Lashonda Watts — first student to enroll in the MD/MSIS Dual Degree program
For Lashonda Watts, becoming an information and library science student was all about options.
Watts is the first Duke University medical student to enroll in the MD/master of science in information science (MSIS) dual degree program offered by the Duke University School of Medicine and the University of North Carolina at Chapel Hill's School of Information and Library Science (SILS). It was the option of doing something different from her other medical school classmates, Watts said, that led her to SILS.
“Most people enter Duke with plans to do lab research, clinical research, or get an MPH (Master's in Public Health), and indeed I did fall into that grouping,” Watts said. “However, my path diverged much more than anticipated in that I found that in my second year I didn't enjoy clinical medicine in the truest sense — that is, working for the good of one patient at a time — as much as I enjoyed thinking more on a systems level.”
Watts found that, despite the number of avenues of study open to third-year medical students at Duke, none of the traditional options quite fit with her way of thinking. Duke medical students take the third year — nicknamed “the research year” at Duke — for independent study in an area of particular interest to them. Students usually use the third year to conduct research, explore a medical specialty or pursue a public health degree.
The joint MD/MSIS program was created for students like Watts who wanted to take their third year of studies in a different direction. The program gives Duke medical students the chance to apply their clinical training to fields like information management, bioinformatics and evidence-based medicine. Students will come out of the two-year MSIS program ready to reverse the process: to use their new knowledge of information systems to help improve clinical settings and patient care.
Watts said the program has been a good fit for her so far.
“It's been great,” she said. “Since applying and starting the program, I've discovered a myriad of possibilities in medical informatics and technology.”
Despite the good fit, being the first student to enter the program has presented some challenges, Watts said.

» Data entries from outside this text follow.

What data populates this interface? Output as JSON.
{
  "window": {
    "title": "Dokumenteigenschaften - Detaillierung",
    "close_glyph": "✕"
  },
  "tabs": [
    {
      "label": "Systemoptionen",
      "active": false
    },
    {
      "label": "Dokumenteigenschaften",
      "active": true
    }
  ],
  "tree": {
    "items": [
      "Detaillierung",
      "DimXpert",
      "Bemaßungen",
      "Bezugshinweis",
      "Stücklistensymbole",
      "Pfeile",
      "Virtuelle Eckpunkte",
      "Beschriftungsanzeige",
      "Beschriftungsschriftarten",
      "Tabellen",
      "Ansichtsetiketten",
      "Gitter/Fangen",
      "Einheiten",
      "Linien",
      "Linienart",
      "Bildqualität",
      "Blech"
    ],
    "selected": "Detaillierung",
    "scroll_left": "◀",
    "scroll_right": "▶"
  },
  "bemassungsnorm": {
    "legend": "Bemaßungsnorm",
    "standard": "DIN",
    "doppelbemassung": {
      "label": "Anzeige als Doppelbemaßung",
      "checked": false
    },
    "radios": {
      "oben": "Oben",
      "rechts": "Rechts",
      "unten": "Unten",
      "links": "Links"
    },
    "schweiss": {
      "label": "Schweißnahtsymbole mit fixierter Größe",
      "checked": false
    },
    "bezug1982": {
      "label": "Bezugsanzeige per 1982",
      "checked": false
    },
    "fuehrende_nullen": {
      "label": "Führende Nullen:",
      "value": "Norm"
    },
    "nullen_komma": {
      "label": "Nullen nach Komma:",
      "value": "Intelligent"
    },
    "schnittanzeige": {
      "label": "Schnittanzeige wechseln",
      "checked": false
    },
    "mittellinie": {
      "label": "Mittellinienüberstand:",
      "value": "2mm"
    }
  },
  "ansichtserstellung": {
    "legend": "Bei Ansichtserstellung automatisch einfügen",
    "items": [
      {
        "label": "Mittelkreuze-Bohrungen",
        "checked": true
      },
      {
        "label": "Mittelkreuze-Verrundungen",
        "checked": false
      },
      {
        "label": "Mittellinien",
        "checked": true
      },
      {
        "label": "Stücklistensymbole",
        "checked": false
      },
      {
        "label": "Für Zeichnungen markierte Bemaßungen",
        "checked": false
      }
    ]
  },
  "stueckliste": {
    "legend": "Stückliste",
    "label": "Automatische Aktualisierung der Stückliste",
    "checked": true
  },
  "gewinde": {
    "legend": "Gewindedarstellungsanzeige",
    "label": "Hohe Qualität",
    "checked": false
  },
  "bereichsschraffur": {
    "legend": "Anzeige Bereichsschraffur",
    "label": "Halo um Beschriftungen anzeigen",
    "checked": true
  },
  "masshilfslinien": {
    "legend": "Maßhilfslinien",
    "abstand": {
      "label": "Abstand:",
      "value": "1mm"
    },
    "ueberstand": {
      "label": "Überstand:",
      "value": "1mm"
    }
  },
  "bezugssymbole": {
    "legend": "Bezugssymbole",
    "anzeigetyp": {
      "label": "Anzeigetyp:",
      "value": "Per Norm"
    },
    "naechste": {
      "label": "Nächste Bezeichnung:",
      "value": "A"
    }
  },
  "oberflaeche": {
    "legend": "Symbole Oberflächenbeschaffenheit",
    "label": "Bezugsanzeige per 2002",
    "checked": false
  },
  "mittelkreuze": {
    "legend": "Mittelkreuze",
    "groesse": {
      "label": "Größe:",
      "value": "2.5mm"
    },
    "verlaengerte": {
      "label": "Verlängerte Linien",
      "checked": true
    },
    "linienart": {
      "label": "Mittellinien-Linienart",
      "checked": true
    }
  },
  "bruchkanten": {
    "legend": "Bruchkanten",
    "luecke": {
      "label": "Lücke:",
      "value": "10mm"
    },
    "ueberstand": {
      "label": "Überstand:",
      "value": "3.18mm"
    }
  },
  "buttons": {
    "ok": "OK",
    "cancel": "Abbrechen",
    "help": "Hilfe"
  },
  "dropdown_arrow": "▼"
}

There has been red tape to cut through, commutes from Durham and the inevitable “so you're going to be a librarian?” question from her classmates.
“A lot of [my classmates] felt like I was checking out of the whole medical scene and getting out of health care,” Watts said. “The more I talk to them, though, the more they're on board and understand what I'm doing.”
Being able to change her classmates' minds about information science is not the only perq of being the first MD/MSIS student, Watts said.
“Being the first has been good,” she said. “I get to decide exactly what I want to do. I can kind of influence the program.”
The program has been influencing Watts , too. Changing from studying anatomy and physiology to information retrieval and systems analysis has forced her to think in new ways about information and technology, Watts said.
“It was weird changing gears,” she said. “When I came here all I could do was check my email, but I've been learning.”
With three months of learning about information science now under her belt, Watts said she is beginning to think about what she wants to do with her dual degrees. She said she is currently interested in improving people's ability to manage their own health, be it on a large systems scale or an individual one.
Watts is quick to point out that, because of the different avenues the dual degree program has opened up for her, her plans for her future aren't set in stone.
“With so many options, I'm now having a hard time choosing exactly where to lay my path,” she said. “But that's why you get an education, right? To have options.”
Watts' participation in the MD/MSIS dual degree is funded through a grant from the Laura Bush 21st Century Librarian Program of the Institute of Museum and Library Services. The grant was awarded to the University of North Carolina at Chapel Hill's School of Information and Library Science and the Duke University School of Medicine. Funding covers the student's tuition for two years, a stipend of $21,000 for the two years, health insurance during the program, and support for attending one conference each year.
For those interested in applying, or to learn more about the dual degree program, see the Web site at: www.mclibrary.duke.edu/about/dualdegree